Instructions to follow:
The pictures are to be omitted when the entries are reproduced exactly.

----

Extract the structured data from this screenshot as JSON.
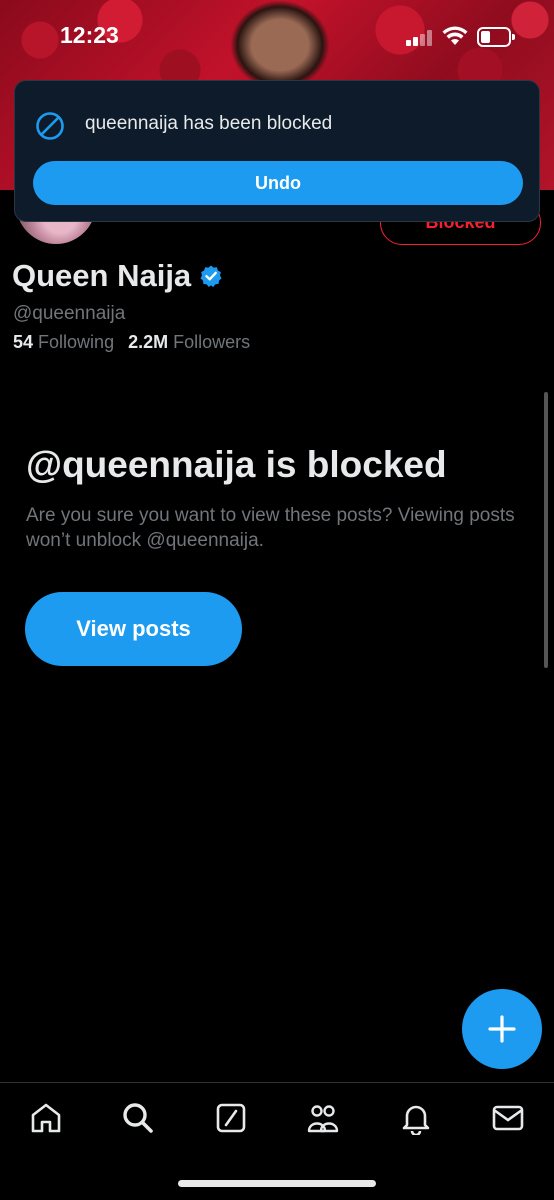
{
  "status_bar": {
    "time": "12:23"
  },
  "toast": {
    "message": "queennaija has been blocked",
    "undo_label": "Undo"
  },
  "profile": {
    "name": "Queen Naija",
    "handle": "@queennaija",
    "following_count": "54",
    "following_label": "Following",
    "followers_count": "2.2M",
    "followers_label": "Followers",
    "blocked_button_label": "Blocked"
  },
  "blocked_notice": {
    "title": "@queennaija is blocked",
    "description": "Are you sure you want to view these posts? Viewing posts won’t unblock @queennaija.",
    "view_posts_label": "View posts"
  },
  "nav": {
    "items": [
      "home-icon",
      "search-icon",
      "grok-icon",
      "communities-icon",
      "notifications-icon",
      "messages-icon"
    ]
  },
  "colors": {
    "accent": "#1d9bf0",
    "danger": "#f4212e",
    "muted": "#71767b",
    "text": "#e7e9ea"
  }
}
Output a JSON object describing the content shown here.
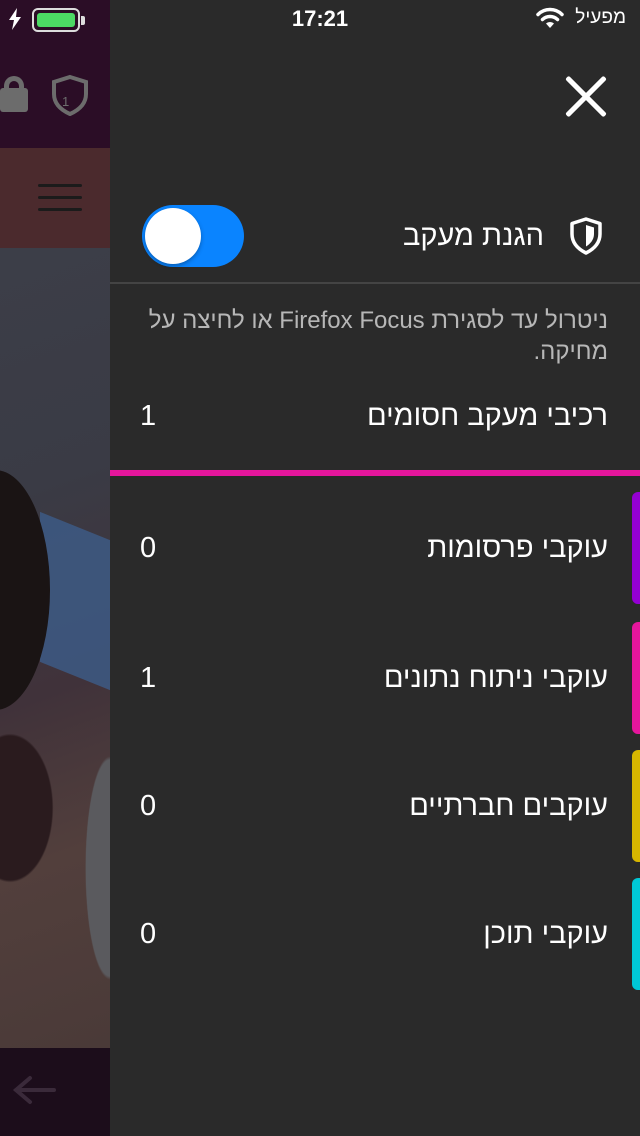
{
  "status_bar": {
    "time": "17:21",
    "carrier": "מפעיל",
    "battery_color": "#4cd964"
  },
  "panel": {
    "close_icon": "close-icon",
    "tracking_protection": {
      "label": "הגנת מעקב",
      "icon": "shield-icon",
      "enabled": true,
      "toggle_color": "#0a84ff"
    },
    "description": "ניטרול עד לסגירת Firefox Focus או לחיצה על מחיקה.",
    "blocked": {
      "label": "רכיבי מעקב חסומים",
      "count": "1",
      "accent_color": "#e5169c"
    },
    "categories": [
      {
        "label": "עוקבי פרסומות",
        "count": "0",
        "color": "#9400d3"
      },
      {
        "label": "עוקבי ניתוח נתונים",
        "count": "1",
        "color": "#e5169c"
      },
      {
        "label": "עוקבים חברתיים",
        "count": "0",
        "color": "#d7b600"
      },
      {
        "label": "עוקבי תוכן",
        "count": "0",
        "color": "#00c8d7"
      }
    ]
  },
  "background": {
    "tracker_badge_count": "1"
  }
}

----

Exercise result:
Extract the structured data from this screenshot as JSON.
{
  "status_bar": {
    "time": "12:23"
  },
  "toast": {
    "message": "queennaija has been blocked",
    "undo_label": "Undo"
  },
  "profile": {
    "name": "Queen Naija",
    "handle": "@queennaija",
    "following_count": "54",
    "following_label": "Following",
    "followers_count": "2.2M",
    "followers_label": "Followers",
    "blocked_button_label": "Blocked"
  },
  "blocked_notice": {
    "title": "@queennaija is blocked",
    "description": "Are you sure you want to view these posts? Viewing posts won’t unblock @queennaija.",
    "view_posts_label": "View posts"
  },
  "nav": {
    "items": [
      "home-icon",
      "search-icon",
      "grok-icon",
      "communities-icon",
      "notifications-icon",
      "messages-icon"
    ]
  },
  "colors": {
    "accent": "#1d9bf0",
    "danger": "#f4212e",
    "muted": "#71767b",
    "text": "#e7e9ea"
  }
}
Output a JSON object describing the content shown here.
{
  "status_bar": {
    "time": "17:21",
    "carrier": "מפעיל",
    "battery_color": "#4cd964"
  },
  "panel": {
    "close_icon": "close-icon",
    "tracking_protection": {
      "label": "הגנת מעקב",
      "icon": "shield-icon",
      "enabled": true,
      "toggle_color": "#0a84ff"
    },
    "description": "ניטרול עד לסגירת Firefox Focus או לחיצה על מחיקה.",
    "blocked": {
      "label": "רכיבי מעקב חסומים",
      "count": "1",
      "accent_color": "#e5169c"
    },
    "categories": [
      {
        "label": "עוקבי פרסומות",
        "count": "0",
        "color": "#9400d3"
      },
      {
        "label": "עוקבי ניתוח נתונים",
        "count": "1",
        "color": "#e5169c"
      },
      {
        "label": "עוקבים חברתיים",
        "count": "0",
        "color": "#d7b600"
      },
      {
        "label": "עוקבי תוכן",
        "count": "0",
        "color": "#00c8d7"
      }
    ]
  },
  "background": {
    "tracker_badge_count": "1"
  }
}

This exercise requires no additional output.